Kaid Benfield is the director of the Sustainable Communities and Smart Growth program at the Natural Resources Defense Council, co-founder of the LEED for Neighborhood Development rating system, and co-founder of Smart Growth America.
Higher Ground, the world's second largest rooftop farm, contributes fresh food but doesn't interfere with density and walkability.
The aptly-named Higher Ground Farm will open this spring on the roof of the Boston Design Center. It will cultivate an amazing 55,000 square feet, or a little over an acre, on top of the Design Center’s renovated old warehouse, just across Boston Harbor from Logan Airport and only a mile and a half from the heart of downtown. It will be the city’s first rooftop farm and, according to an article written by Steve Annear for BostInno, the world’s second-largest.
Founded by Courtney Hennessey and John Stoddard, former classmates at the University of Vermont, Higher Ground will use organic methods to grow a diverse array of fruits and vegetables for the Boston community, to be sold through community-supported agriculture shares and an on-site farm stand, and to restaurants. According to Stoddard, the farm "is also working on a partnership with a non-profit to distribute vegetables to corner stores in places where fresh produce isn’t readily available." Operations will begin this spring.
As discussed in my recent article on Peaceful Belly, the community-serving organic farm outside of Boise, I’m a fan of city gardens and farms that contribute fresh food and benefits to the urban environment but do not interfere with important urban attributes such as density and walkability. Cities still need to be cities, for a host of environmental and other reasons. Higher Ground’s approach, which does not occupy any street-level urban space, only enhances the city fabric without displacing it.

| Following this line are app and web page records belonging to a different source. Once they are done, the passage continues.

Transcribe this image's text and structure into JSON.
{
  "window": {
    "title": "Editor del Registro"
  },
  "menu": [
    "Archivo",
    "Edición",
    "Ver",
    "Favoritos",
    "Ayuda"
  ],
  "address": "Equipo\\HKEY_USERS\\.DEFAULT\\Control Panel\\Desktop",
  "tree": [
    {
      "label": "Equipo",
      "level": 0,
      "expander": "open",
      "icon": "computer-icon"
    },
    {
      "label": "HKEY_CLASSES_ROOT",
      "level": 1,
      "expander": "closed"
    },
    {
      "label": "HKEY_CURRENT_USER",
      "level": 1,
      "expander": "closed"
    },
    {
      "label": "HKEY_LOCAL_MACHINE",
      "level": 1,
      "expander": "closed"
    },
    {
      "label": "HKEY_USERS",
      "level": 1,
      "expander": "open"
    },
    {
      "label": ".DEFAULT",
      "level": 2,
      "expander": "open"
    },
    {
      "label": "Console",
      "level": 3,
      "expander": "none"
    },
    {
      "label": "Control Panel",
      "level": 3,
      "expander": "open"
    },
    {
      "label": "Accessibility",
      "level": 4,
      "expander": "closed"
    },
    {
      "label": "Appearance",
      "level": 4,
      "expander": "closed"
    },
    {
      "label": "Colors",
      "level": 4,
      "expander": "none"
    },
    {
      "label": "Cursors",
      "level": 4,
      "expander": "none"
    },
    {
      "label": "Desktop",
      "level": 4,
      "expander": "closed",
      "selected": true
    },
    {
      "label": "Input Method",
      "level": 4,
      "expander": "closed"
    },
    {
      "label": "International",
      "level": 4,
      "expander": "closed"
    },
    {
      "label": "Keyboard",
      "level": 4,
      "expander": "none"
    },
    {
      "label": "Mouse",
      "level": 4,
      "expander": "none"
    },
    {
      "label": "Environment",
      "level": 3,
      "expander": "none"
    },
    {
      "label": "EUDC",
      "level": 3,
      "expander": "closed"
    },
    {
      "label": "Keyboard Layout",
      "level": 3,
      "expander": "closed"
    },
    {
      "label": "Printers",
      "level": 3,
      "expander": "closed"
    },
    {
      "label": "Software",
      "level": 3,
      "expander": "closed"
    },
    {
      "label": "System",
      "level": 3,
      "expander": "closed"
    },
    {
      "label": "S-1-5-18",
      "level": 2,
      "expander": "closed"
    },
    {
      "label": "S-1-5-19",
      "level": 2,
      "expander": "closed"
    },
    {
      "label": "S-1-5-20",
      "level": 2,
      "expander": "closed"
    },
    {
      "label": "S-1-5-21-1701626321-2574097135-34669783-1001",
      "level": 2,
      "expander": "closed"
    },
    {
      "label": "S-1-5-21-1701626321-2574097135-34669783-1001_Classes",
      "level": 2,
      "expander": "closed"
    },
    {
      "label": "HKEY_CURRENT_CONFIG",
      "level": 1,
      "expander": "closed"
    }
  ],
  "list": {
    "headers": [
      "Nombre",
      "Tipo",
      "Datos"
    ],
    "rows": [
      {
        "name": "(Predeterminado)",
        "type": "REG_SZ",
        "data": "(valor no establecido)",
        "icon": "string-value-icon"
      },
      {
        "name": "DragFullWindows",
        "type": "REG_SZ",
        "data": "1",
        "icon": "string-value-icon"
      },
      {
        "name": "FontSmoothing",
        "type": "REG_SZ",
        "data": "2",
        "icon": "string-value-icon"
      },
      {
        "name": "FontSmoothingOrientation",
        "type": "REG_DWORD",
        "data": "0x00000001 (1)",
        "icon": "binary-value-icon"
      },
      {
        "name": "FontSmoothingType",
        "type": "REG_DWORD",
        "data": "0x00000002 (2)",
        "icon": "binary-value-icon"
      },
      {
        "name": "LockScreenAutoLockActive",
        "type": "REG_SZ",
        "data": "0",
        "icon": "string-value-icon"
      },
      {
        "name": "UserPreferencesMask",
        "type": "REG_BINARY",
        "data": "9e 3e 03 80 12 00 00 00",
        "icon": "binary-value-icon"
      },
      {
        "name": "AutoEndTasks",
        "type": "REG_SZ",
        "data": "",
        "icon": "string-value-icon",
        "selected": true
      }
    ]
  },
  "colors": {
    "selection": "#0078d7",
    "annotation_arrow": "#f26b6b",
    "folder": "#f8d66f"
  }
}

In addition, because it also is a green roof, Higher Ground helps cool the heat island effect that otherwise raises city temperatures and air conditioning needs. Green roofs also absorb stormwater, a huge benefit especially so close to the harbor. (I previously wrote about a rooftop garden in downtown Washington, created by the non-profit food provider Bread for the City, here.)
In an article posted on the website of the Massachusetts Sustainable Business Leader Program, Stoddard notes that a recent zoning update has made it easier to engage in city gardening, and urges that more of the right types of urban spaces be devoted to the growing of food:
In re-imagining our food system as a key component of an environmentally sustainable human society, let’s draw from our agricultural past while placing it in a modern context. Localized organic food production on rooftops, in empty warehouses, in freight containers, and in vacant lots has great potential to increase the availability of fresh healthy food, while benefitting the ecosystem and reconnecting urban populations to where food comes from. So while we probably will not see a ruminant resurgence in the Boston Common, we might begin to hear chickens clucking and bees buzzing from our rooftops. Let’s plant the seeds now for our food future by investing in roof agriculture.
Higher Ground’s rooftop farming infrastructure is being installed by Recover Green Roofs, a Massachusetts-based company that also created the rendering accompanying this article. For more, let Hennessey and Stoddard tell you in this on-location video:
This post originally on the NRDC's Switchboard blog, an Atlantic partner site.